Look Ma: No Columns!
Typically, loading this type of data into a relational database would have required transforming the raw data into something more easily consumable – or a pre-built custom Twitter data loader. With HP Vertica Flex Zone, you can skip the schema definition phase and just load JSON directly into the database, saving you hours of time:
As easy as “SELECT … FROM T”
Now we can just write SQL queries against the data, as if it were naturally loaded into columns. For example, to discover what the average tweet length by language is:
From the SQL point of view, it doesn’t matter that the source data was JSON. The only concession is the column names themselves: we do need to “” the column names if they contain the ‘.’ character.
Let’s make a Schema
But how can you tell what columns are available? The HP Vertica Analytics Platform has a couple of mechanisms for discovering and making explicit the columns available.
The tweets_keys table now contains a row for each available column in the data. For example, to find all the user-related count columns:
Armed with these new columns, we can compute some statistics about the followers in our dataset:
Clearly someone is tweeting to the void. And we probably have some observer bias in our small sample: there’s probably a correlation between tweeting frequency and follower count.
In addition to building the keys table, the function also whipped up a view that selects all available columns, which can be handy to see what is in the table. Tweets are quite large:
A key differentiator of HP Vertica Flex Zone is that you can visualize this semi-structured data during data exploration with any of your preferred BI and visualization tools. These tools are suitable for the views, as they expose the metadata about the “flexible table” in a manner that the tools already understand. For example, we used Tableau to generate a report against the tweets_view:
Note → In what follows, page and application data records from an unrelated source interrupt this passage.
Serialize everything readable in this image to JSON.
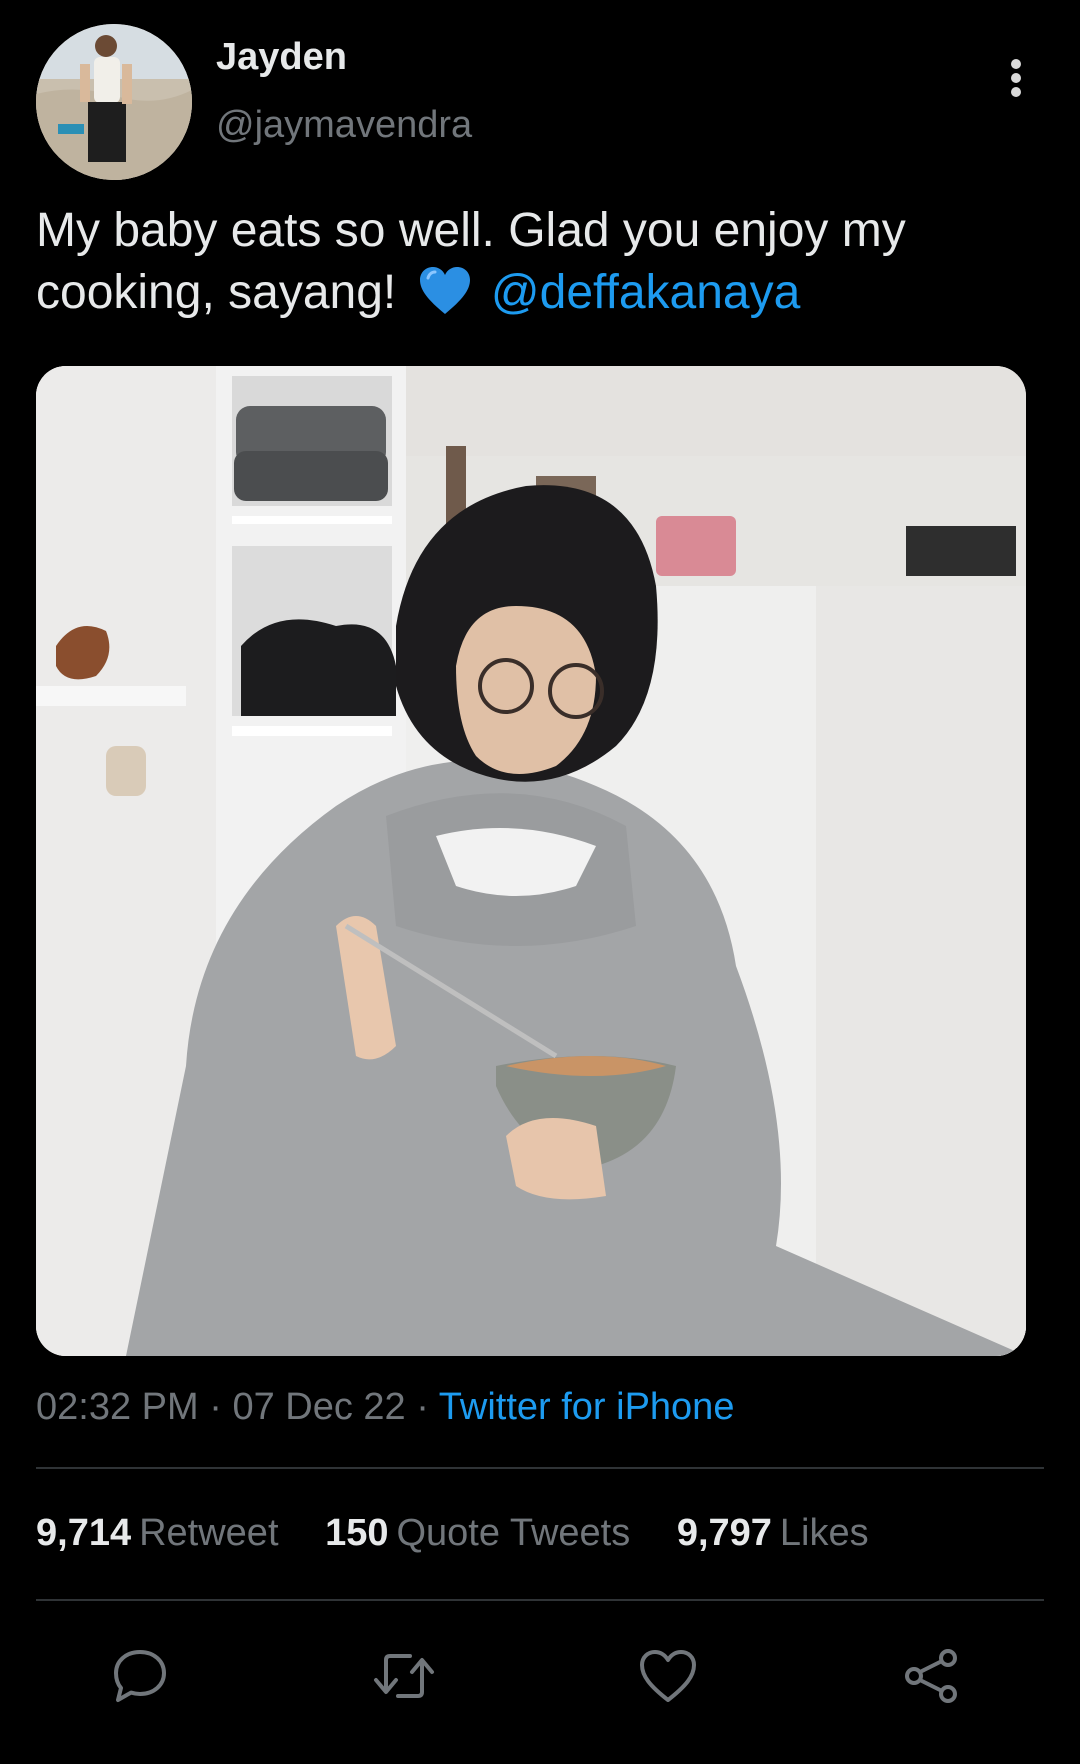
{
  "tweet": {
    "author": {
      "display_name": "Jayden",
      "handle": "@jaymavendra"
    },
    "text_part1": "My baby eats so well. Glad you enjoy my cooking, sayang!",
    "emoji": "blue-heart",
    "mention": "@deffakanaya",
    "time": "02:32 PM",
    "date": "07 Dec 22",
    "separator": "·",
    "source": "Twitter for iPhone"
  },
  "stats": {
    "retweets_count": "9,714",
    "retweets_label": "Retweet",
    "quotes_count": "150",
    "quotes_label": "Quote Tweets",
    "likes_count": "9,797",
    "likes_label": "Likes"
  },
  "icons": {
    "more": "more-vertical-icon",
    "reply": "reply-icon",
    "retweet": "retweet-icon",
    "like": "heart-icon",
    "share": "share-icon"
  },
  "colors": {
    "background": "#000000",
    "text": "#e7e9ea",
    "muted": "#71767b",
    "accent": "#1d9bf0",
    "divider": "#2f3336"
  }
}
And now for something completely different
It turns out that the tweet stream includes two types of records: tweets and deletes. Deletes are revocations of tweets and they have the following structure:
Our previous load actually loaded both record types into the same table. How did the previous queries work? Well, if you reference a column that doesn’t exist in a record, you get null. We can use this to find out how many deletes we loaded:
Lots yet to come
We haven’t talked about a number of key things like column promotion (performance!), dynamic schema, or substructure. Here’s a teaser about substructure — namely the JSON input is quite complex and the HP Vertica Analytics Platform loaded it all. You can descend into the nested structures and get the most out of the data. The following is a query that computes the top hashtags in the last month:
Note: If you got recent data from twitter, this will work without modification – if you used our data set, use interval ‘3 years’ (or more).